In writing your statement, keep the following in mind:
Be pertinent:
avoid hyperbole and verbiage
Be clear:
answer the question
Be grammatical: use proper spelling, punctuation, etc.
Be prepared: conduct a short interview with yourself to begin the thought process.
Be thorough: include meaningful statements on involvement in hobbies, talents, work, community, vacation or travel experience, interests, books, kinds of movies, shows, concerts and games that you attend.



The National Association for College Admission Counseling has been surveying institutions and the relative value of each factor in the admissions decision. According to the 2008 State of Admissions report published by NACAC, the values have remained fairly consistent over time. Listed below are the top factors in order of importance.

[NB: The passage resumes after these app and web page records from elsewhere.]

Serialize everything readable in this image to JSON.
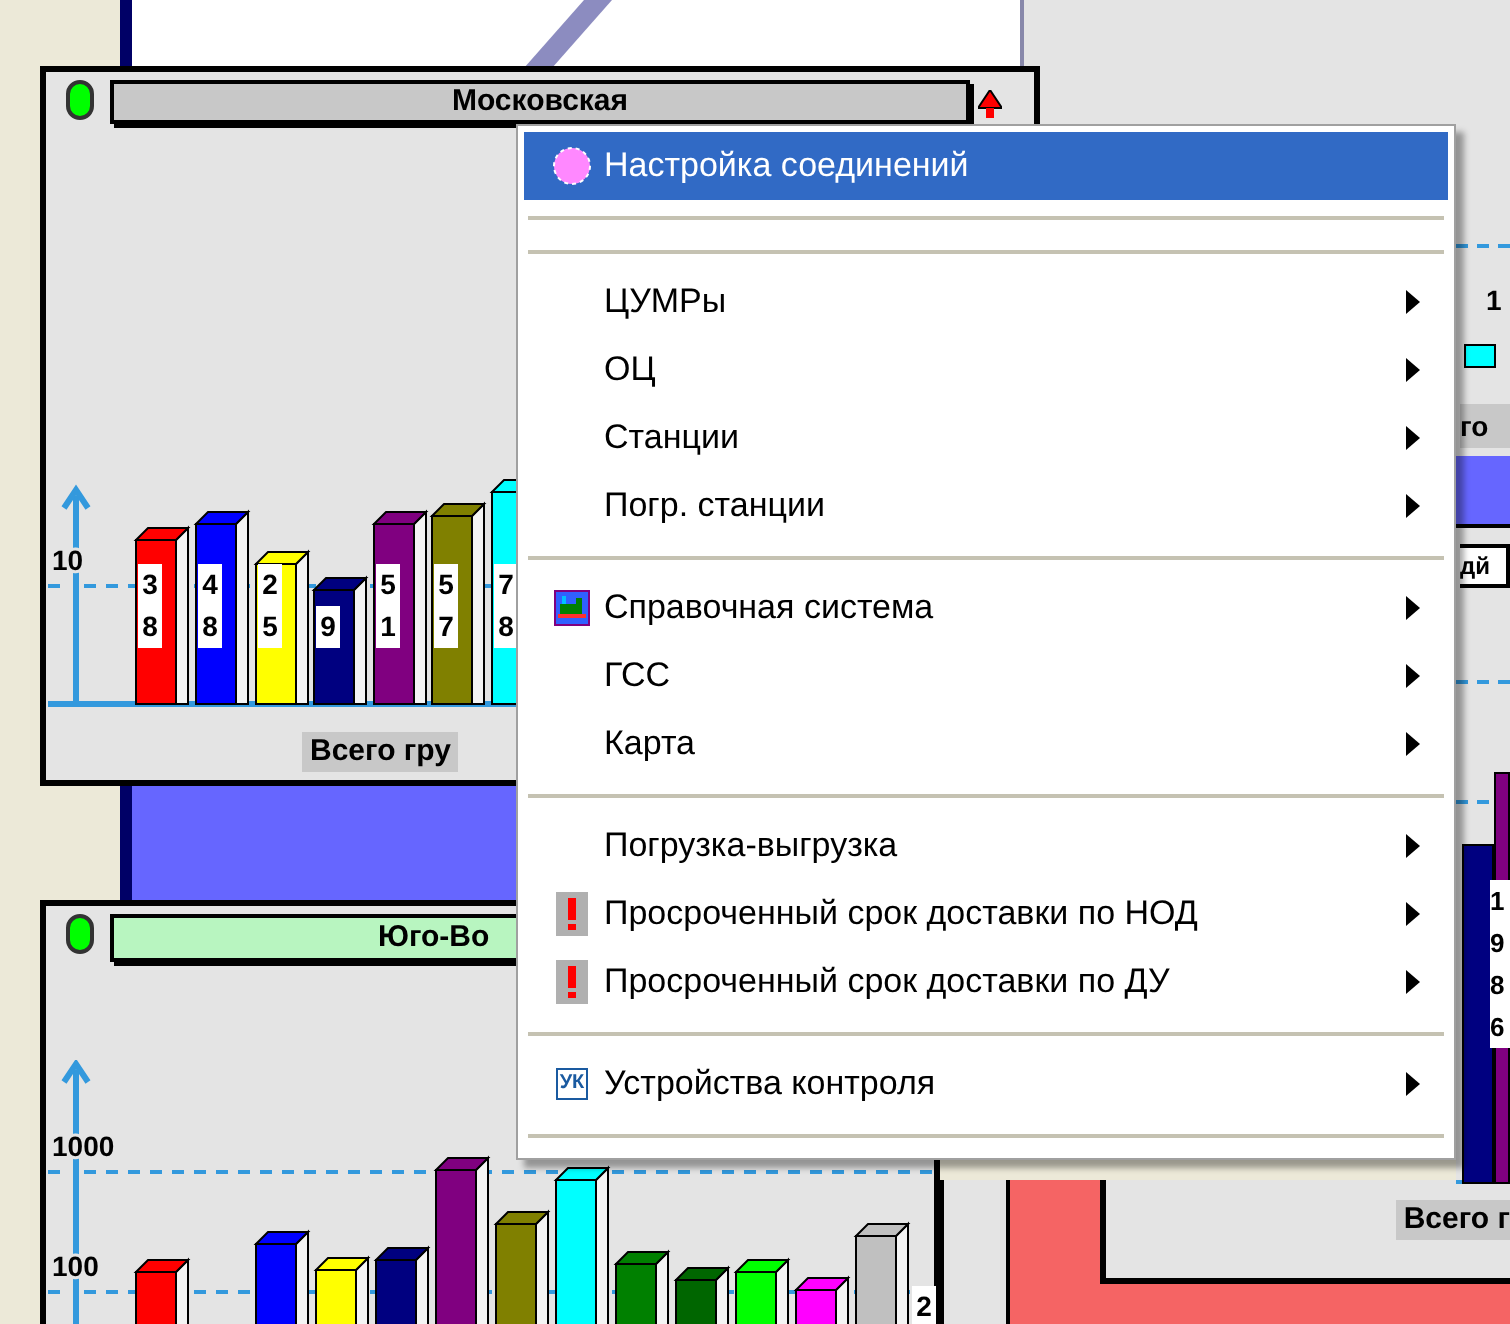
{
  "top_panel": {
    "title": "Московская",
    "tick_labels": [
      "10"
    ],
    "bar_labels": [
      "38",
      "48",
      "25",
      "9",
      "51",
      "57",
      "78"
    ],
    "footer": "Всего гру"
  },
  "bottom_panel": {
    "title": "Юго-Во",
    "tick_labels": [
      "1000",
      "100"
    ],
    "bar_label": "2"
  },
  "right_panel": {
    "tick_label": "1",
    "title_fragment": "го",
    "label_fragment": "дй",
    "data_label": "1986"
  },
  "bottom_right_panel": {
    "footer": "Всего г"
  },
  "context_menu": {
    "items": [
      {
        "kind": "item",
        "label": "Настройка соединений",
        "submenu": false,
        "selected": true
      },
      {
        "kind": "separator"
      },
      {
        "kind": "separator"
      },
      {
        "kind": "item",
        "label": "ЦУМРы",
        "submenu": true,
        "selected": false
      },
      {
        "kind": "item",
        "label": "ОЦ",
        "submenu": true,
        "selected": false
      },
      {
        "kind": "item",
        "label": "Станции",
        "submenu": true,
        "selected": false
      },
      {
        "kind": "item",
        "label": "Погр. станции",
        "submenu": true,
        "selected": false
      },
      {
        "kind": "separator"
      },
      {
        "kind": "item",
        "label": "Справочная система",
        "submenu": true,
        "selected": false
      },
      {
        "kind": "item",
        "label": "ГСС",
        "submenu": true,
        "selected": false
      },
      {
        "kind": "item",
        "label": "Карта",
        "submenu": true,
        "selected": false
      },
      {
        "kind": "separator"
      },
      {
        "kind": "item",
        "label": "Погрузка-выгрузка",
        "submenu": true,
        "selected": false
      },
      {
        "kind": "item",
        "label": "Просроченный срок доставки по НОД",
        "submenu": true,
        "selected": false
      },
      {
        "kind": "item",
        "label": "Просроченный срок доставки по ДУ",
        "submenu": true,
        "selected": false
      },
      {
        "kind": "separator"
      },
      {
        "kind": "item",
        "label": "Устройства контроля",
        "badge": "УК",
        "submenu": true,
        "selected": false
      },
      {
        "kind": "separator"
      }
    ]
  }
}
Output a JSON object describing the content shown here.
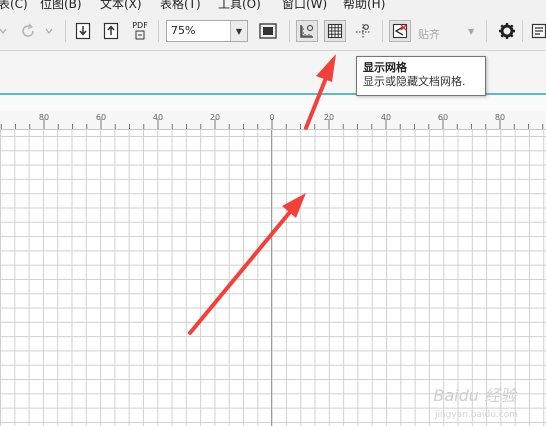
{
  "menu": {
    "items": [
      "表(C)",
      "位图(B)",
      "文本(X)",
      "表格(T)",
      "工具(O)",
      "窗口(W)",
      "帮助(H)"
    ]
  },
  "toolbar": {
    "pdf_label": "PDF",
    "zoom_value": "75%",
    "snap_label": "贴齐"
  },
  "tooltip": {
    "title": "显示网格",
    "description": "显示或隐藏文档网格."
  },
  "ruler": {
    "labels": [
      "80",
      "60",
      "40",
      "20",
      "0",
      "20",
      "40",
      "60",
      "80"
    ]
  },
  "watermark": {
    "text": "Baidu 经验",
    "sub": "jingyan.baidu.com"
  },
  "colors": {
    "arrow": "#f2413a",
    "accent_line": "#5fb7c9"
  }
}
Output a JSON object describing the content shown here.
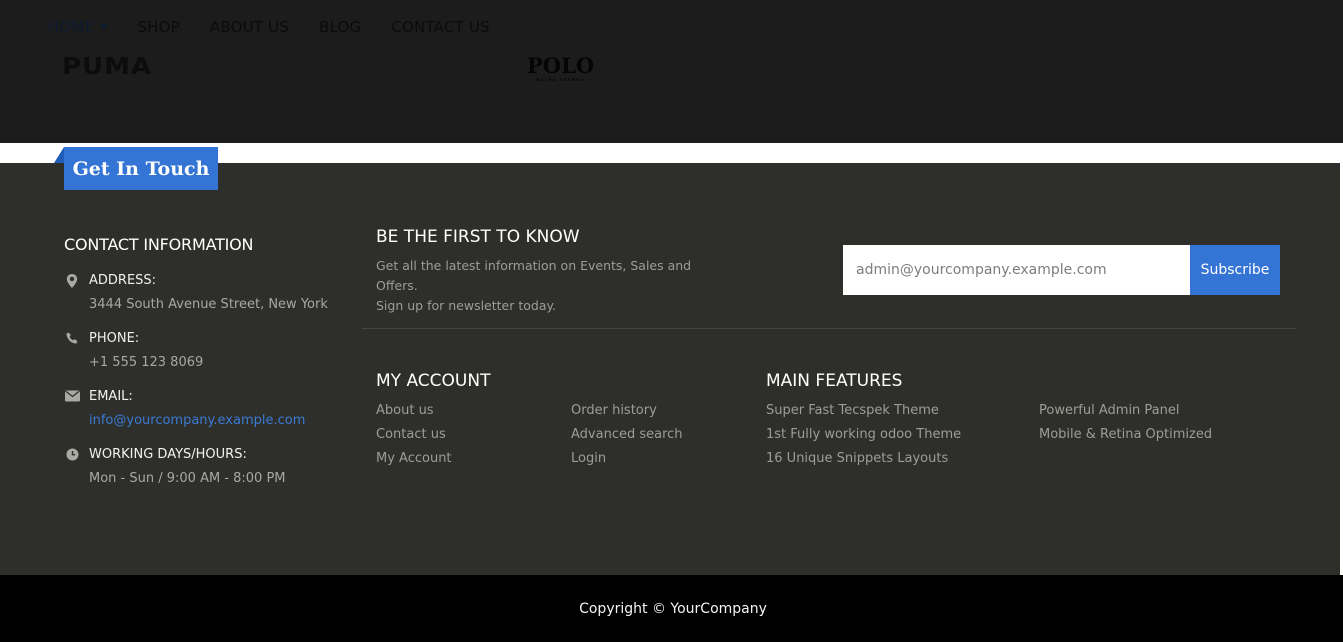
{
  "nav": {
    "items": [
      {
        "label": "HOME",
        "active": true,
        "dropdown": true
      },
      {
        "label": "SHOP"
      },
      {
        "label": "ABOUT US"
      },
      {
        "label": "BLOG"
      },
      {
        "label": "CONTACT US"
      }
    ]
  },
  "brands": {
    "logo1": "PUMA",
    "logo2_main": "POLO",
    "logo2_sub": "RALPH LAUREN"
  },
  "footer": {
    "tab_label": "Get In Touch",
    "contact": {
      "title": "CONTACT INFORMATION",
      "items": [
        {
          "icon": "map-marker-icon",
          "label": "ADDRESS:",
          "value": "3444 South Avenue Street, New York"
        },
        {
          "icon": "phone-icon",
          "label": "PHONE:",
          "value": "+1 555 123 8069"
        },
        {
          "icon": "envelope-icon",
          "label": "EMAIL:",
          "value": "info@yourcompany.example.com"
        },
        {
          "icon": "clock-icon",
          "label": "WORKING DAYS/HOURS:",
          "value": "Mon - Sun / 9:00 AM - 8:00 PM"
        }
      ]
    },
    "newsletter": {
      "title": "BE THE FIRST TO KNOW",
      "line1": "Get all the latest information on Events, Sales and Offers.",
      "line2": "Sign up for newsletter today.",
      "email_placeholder": "admin@yourcompany.example.com",
      "subscribe_label": "Subscribe"
    },
    "my_account": {
      "title": "MY ACCOUNT",
      "col1": [
        "About us",
        "Contact us",
        "My Account"
      ],
      "col2": [
        "Order history",
        "Advanced search",
        "Login"
      ]
    },
    "main_features": {
      "title": "MAIN FEATURES",
      "col1": [
        "Super Fast Tecspek Theme",
        "1st Fully working odoo Theme",
        "16 Unique Snippets Layouts"
      ],
      "col2": [
        "Powerful Admin Panel",
        "Mobile & Retina Optimized"
      ]
    },
    "copyright": "Copyright © YourCompany"
  },
  "colors": {
    "accent": "#3474d4",
    "footer_bg": "#2e2e2a",
    "top_band": "#1c1c1c",
    "bottom_bar": "#000000",
    "link": "#3a7bd5"
  }
}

Grades in college prep courses (which are an indication of the strength of curriculum) have remained the number one factor in the decision about whom to admit to college.

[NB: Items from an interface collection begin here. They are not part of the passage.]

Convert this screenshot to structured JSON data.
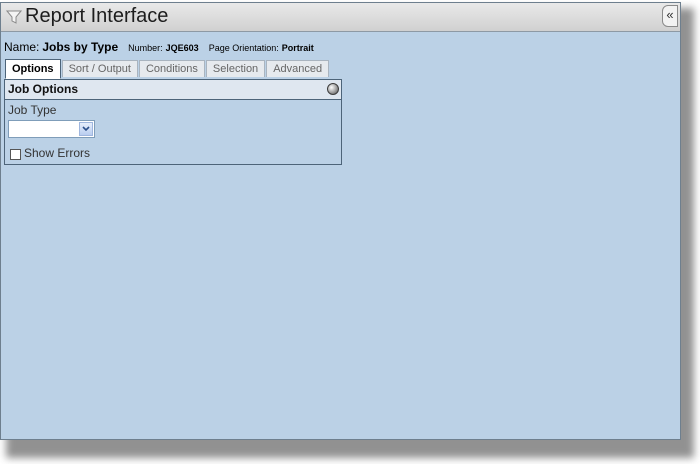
{
  "window": {
    "title": "Report Interface",
    "collapse_label": "«"
  },
  "info": {
    "name_label": "Name:",
    "name_value": "Jobs by Type",
    "number_label": "Number:",
    "number_value": "JQE603",
    "orientation_label": "Page Orientation:",
    "orientation_value": "Portrait"
  },
  "tabs": [
    {
      "label": "Options",
      "active": true
    },
    {
      "label": "Sort / Output",
      "active": false
    },
    {
      "label": "Conditions",
      "active": false
    },
    {
      "label": "Selection",
      "active": false
    },
    {
      "label": "Advanced",
      "active": false
    }
  ],
  "panel": {
    "title": "Job Options",
    "job_type_label": "Job Type",
    "job_type_value": "",
    "show_errors_label": "Show Errors",
    "show_errors_checked": false
  },
  "icons": {
    "title_icon": "filter-icon",
    "collapse_icon": "double-chevron-left-icon",
    "panel_icon": "sphere-icon",
    "dropdown_icon": "chevron-down-icon"
  },
  "colors": {
    "background": "#bbd1e6",
    "titlebar": "#dcdcdc",
    "border": "#4d6479"
  }
}
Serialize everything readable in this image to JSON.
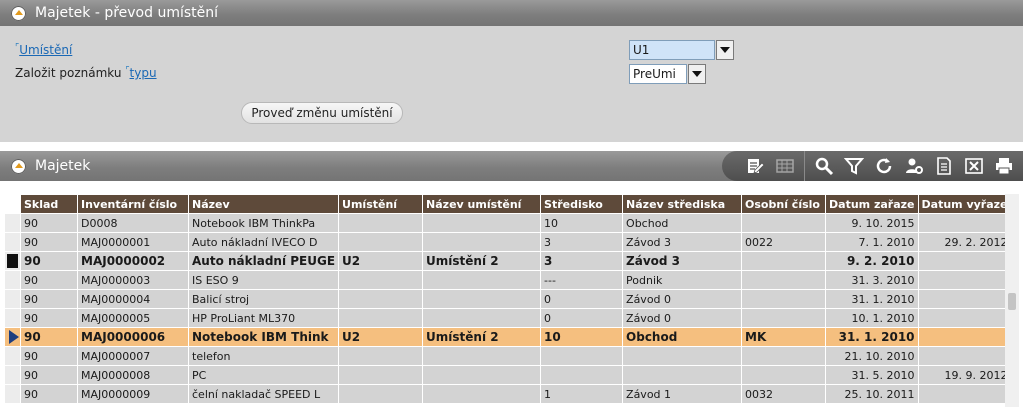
{
  "panel1": {
    "title": "Majetek - převod umístění",
    "umisteni_label": "Umístění",
    "umisteni_value": "U1",
    "note_prefix": "Založit poznámku ",
    "note_link": "typu",
    "type_value": "PreUmi",
    "apply_button": "Proveď změnu umístění"
  },
  "panel2": {
    "title": "Majetek",
    "toolbar": [
      "edit-icon",
      "table-icon",
      "search-icon",
      "filter-icon",
      "refresh-icon",
      "settings-user-icon",
      "document-icon",
      "excel-icon",
      "print-icon"
    ]
  },
  "grid": {
    "columns": [
      "Sklad",
      "Inventární číslo",
      "Název",
      "Umístění",
      "Název umístění",
      "Středisko",
      "Název střediska",
      "Osobní číslo",
      "Datum zařaze",
      "Datum vyřaze"
    ],
    "rows": [
      {
        "marker": "",
        "style": "",
        "cells": [
          "90",
          "D0008",
          "Notebook IBM ThinkPa",
          "",
          "",
          "10",
          "Obchod",
          "",
          "9. 10. 2015",
          ""
        ]
      },
      {
        "marker": "",
        "style": "",
        "cells": [
          "90",
          "MAJ0000001",
          "Auto nákladní IVECO D",
          "",
          "",
          "3",
          "Závod 3",
          "0022",
          "7. 1. 2010",
          "29. 2. 2012"
        ]
      },
      {
        "marker": "square",
        "style": "bold",
        "cells": [
          "90",
          "MAJ0000002",
          "Auto nákladní PEUGE",
          "U2",
          "Umístění 2",
          "3",
          "Závod 3",
          "",
          "9. 2. 2010",
          ""
        ]
      },
      {
        "marker": "",
        "style": "",
        "cells": [
          "90",
          "MAJ0000003",
          "IS ESO 9",
          "",
          "",
          "---",
          "Podnik",
          "",
          "31. 3. 2010",
          ""
        ]
      },
      {
        "marker": "",
        "style": "",
        "cells": [
          "90",
          "MAJ0000004",
          "Balicí stroj",
          "",
          "",
          "0",
          "Závod 0",
          "",
          "31. 1. 2010",
          ""
        ]
      },
      {
        "marker": "",
        "style": "",
        "cells": [
          "90",
          "MAJ0000005",
          "HP ProLiant ML370",
          "",
          "",
          "0",
          "Závod 0",
          "",
          "10. 1. 2010",
          ""
        ]
      },
      {
        "marker": "arrow",
        "style": "bold active",
        "cells": [
          "90",
          "MAJ0000006",
          "Notebook IBM Think",
          "U2",
          "Umístění 2",
          "10",
          "Obchod",
          "MK",
          "31. 1. 2010",
          ""
        ]
      },
      {
        "marker": "",
        "style": "",
        "cells": [
          "90",
          "MAJ0000007",
          "telefon",
          "",
          "",
          "",
          "",
          "",
          "21. 10. 2010",
          ""
        ]
      },
      {
        "marker": "",
        "style": "",
        "cells": [
          "90",
          "MAJ0000008",
          "PC",
          "",
          "",
          "",
          "",
          "",
          "31. 5. 2010",
          "19. 9. 2012"
        ]
      },
      {
        "marker": "",
        "style": "",
        "cells": [
          "90",
          "MAJ0000009",
          "čelní nakladač SPEED L",
          "",
          "",
          "1",
          "Závod 1",
          "0032",
          "25. 10. 2011",
          ""
        ]
      }
    ]
  },
  "colors": {
    "header_bg": "#7e7e7e",
    "grid_header_bg": "#5e4a3a",
    "active_row_bg": "#f5bf7f",
    "link": "#1a68b5"
  }
}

  1. Transcript
  2. Strength of schedule (AP, Honors, College Prep)
  3. Weighted grade point average
  4. Number of courses taken each year
  5. Grade Trend: an upward trend in grades will be noticed (but so will a downward trend)
  6. Senior schedule- is the student continuing to challenge him or herself
  7. Strength of high school
  8. Standardized test results- SAT, ACT (there are a growing number of colleges that list standardized testing as an optional part of the application)
  9. Student Essay or Writing Sample
  10. Demonstrated interest in the college- has the student visited? Met with the college representative when he/she visited the high school?
  11. Counselor Recommendation
  12. Teacher Recommendation
  13. Interview- if offered by the institution
  14. Advanced Placement Test(s)
  15. Extracurricular activities- athletics, clubs, volunteer
  16. SAT Subject Test(s) Scores
  17. State Graduation Exam Scores
  18. Employment


Complete the following:

Recommendation Questionnaire (in Family Connection > About Me)

  • Parent Brag Sheet (in Family Connection > About Me)
  • Transcript Release Form (Parent must sign)
  • Register with Common Application (www.commonapp.org)
  • “Colleges I’m Applying To” in Family Connection
  • College Application Form

Schedule a full period appointment with your counselor at least 3 weeks before your earliest college deadline.
Complete “My Resume” in Family Connection/prepare your own resume.
Submit SAT/ACT/SAT Subject Tests, as required.

Request teachers’ recommendations and write thank you notes to teachers.
Write your college essaty.
Complete college application (s), include payment and make a copy for your records. If applicable, register with NCAA & submit transcript request form.


  • Start looking at colleges in the spring; start your essays over the summer
  • Campus visits can help you narrow your lists down
  • Like your safety schools- you may need them
  • Don’t just pick a school because your friends like it
  • Don’t get hooked on just one school; you may not get in there
  • Your ideas about what you want will change over time
  • Don’t obsess about the college process; you still need to do well in school
  • Ask your teachers early to write letters for you so they have time
  • If you want to submit a portfolio with your applications talk to your art teachers for help
  • Familiarize yourself with an application
  • Think long term when scheduling your testing dates
  • Register for the SAT and ACT early so you get home site
  • Use the Common Application
  • Send an essay even if it is not required
  • Save a writing sample from your junior year
  • The college process is a stressful one; try to step back and relax
  • Fairfield students tend to apply to the same schools; work hard on exploring new options
  • Research many schools. Focus and apply to 6-8 to guarantee quality applications
  • Stay Organized
  • Encourage the student to take ownership and responsibility for this process.


Most financial aid is distributed by the colleges to students. In order to qualify for aid students must file a Free Application for Federal Student Aid (FAFSA) in January or February of Senior year. Some schools also require the CSS Financial Aid Profile and/or forms of their own. These forms are available in the counselor’s offices or College Career Center at the high school or online.